(Records to use begins)

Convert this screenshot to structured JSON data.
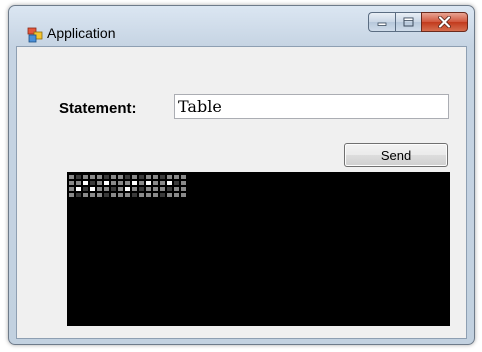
{
  "window": {
    "title": "Application",
    "icon": "application-icon",
    "caption_buttons": [
      {
        "name": "minimize",
        "glyph": "minimize-icon"
      },
      {
        "name": "maximize",
        "glyph": "maximize-icon"
      },
      {
        "name": "close",
        "glyph": "close-icon"
      }
    ]
  },
  "form": {
    "statement_label": "Statement:",
    "statement_value": "Table",
    "send_label": "Send"
  },
  "display": {
    "background": "#000000",
    "led_colors": {
      "off": "#3a3a3a",
      "dim": "#8a8a8a",
      "on": "#ffffff"
    },
    "matrix": [
      "10111011010110111",
      "11101111101011101",
      "11011101110111011",
      "10111011101110111"
    ],
    "bright": [
      "00000000000000000",
      "00100100010100100",
      "01010000100000000",
      "00000000000000000"
    ]
  }
}
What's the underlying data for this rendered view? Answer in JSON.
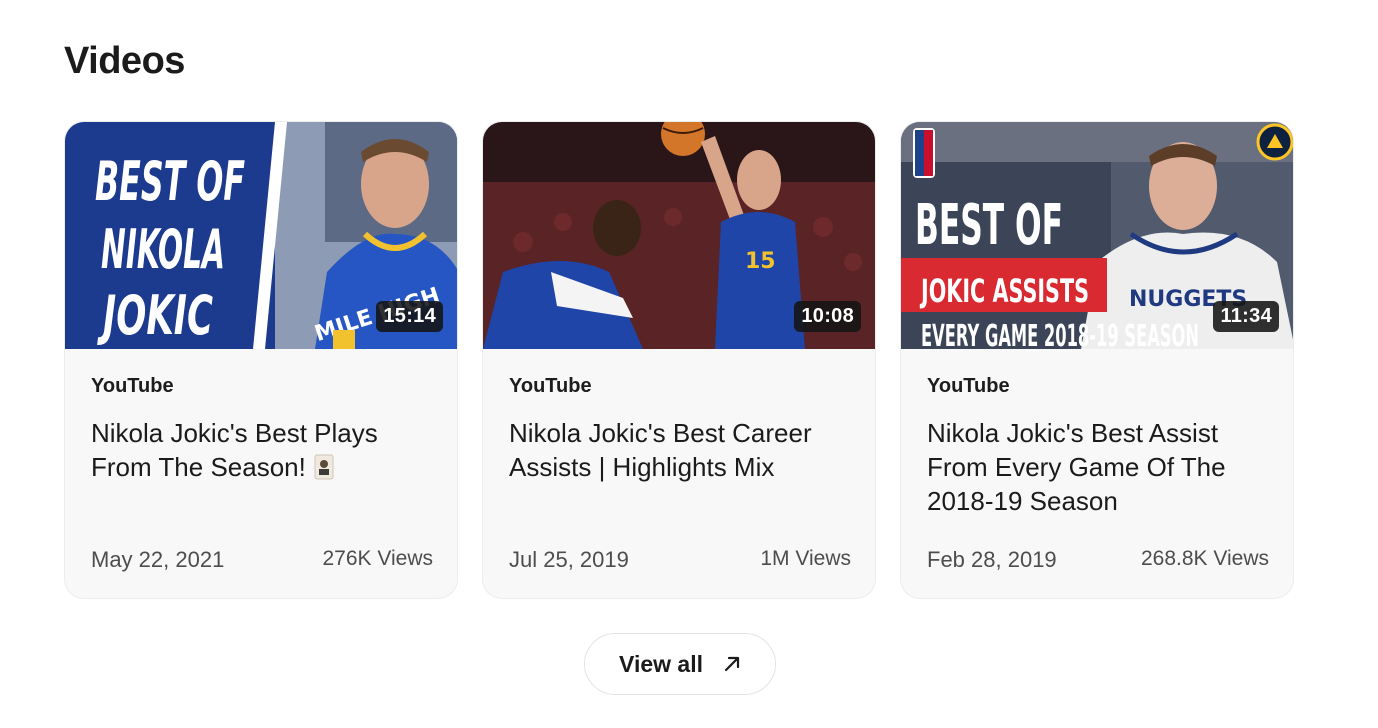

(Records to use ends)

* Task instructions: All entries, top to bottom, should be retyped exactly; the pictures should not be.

* Exercise result:
Convert this screenshot to structured JSON data.
{
  "window": {
    "title": "Application",
    "icon": "application-icon",
    "caption_buttons": [
      {
        "name": "minimize",
        "glyph": "minimize-icon"
      },
      {
        "name": "maximize",
        "glyph": "maximize-icon"
      },
      {
        "name": "close",
        "glyph": "close-icon"
      }
    ]
  },
  "form": {
    "statement_label": "Statement:",
    "statement_value": "Table",
    "send_label": "Send"
  },
  "display": {
    "background": "#000000",
    "led_colors": {
      "off": "#3a3a3a",
      "dim": "#8a8a8a",
      "on": "#ffffff"
    },
    "matrix": [
      "10111011010110111",
      "11101111101011101",
      "11011101110111011",
      "10111011101110111"
    ],
    "bright": [
      "00000000000000000",
      "00100100010100100",
      "01010000100000000",
      "00000000000000000"
    ]
  }
}
What's the underlying data for this rendered view? Answer in JSON.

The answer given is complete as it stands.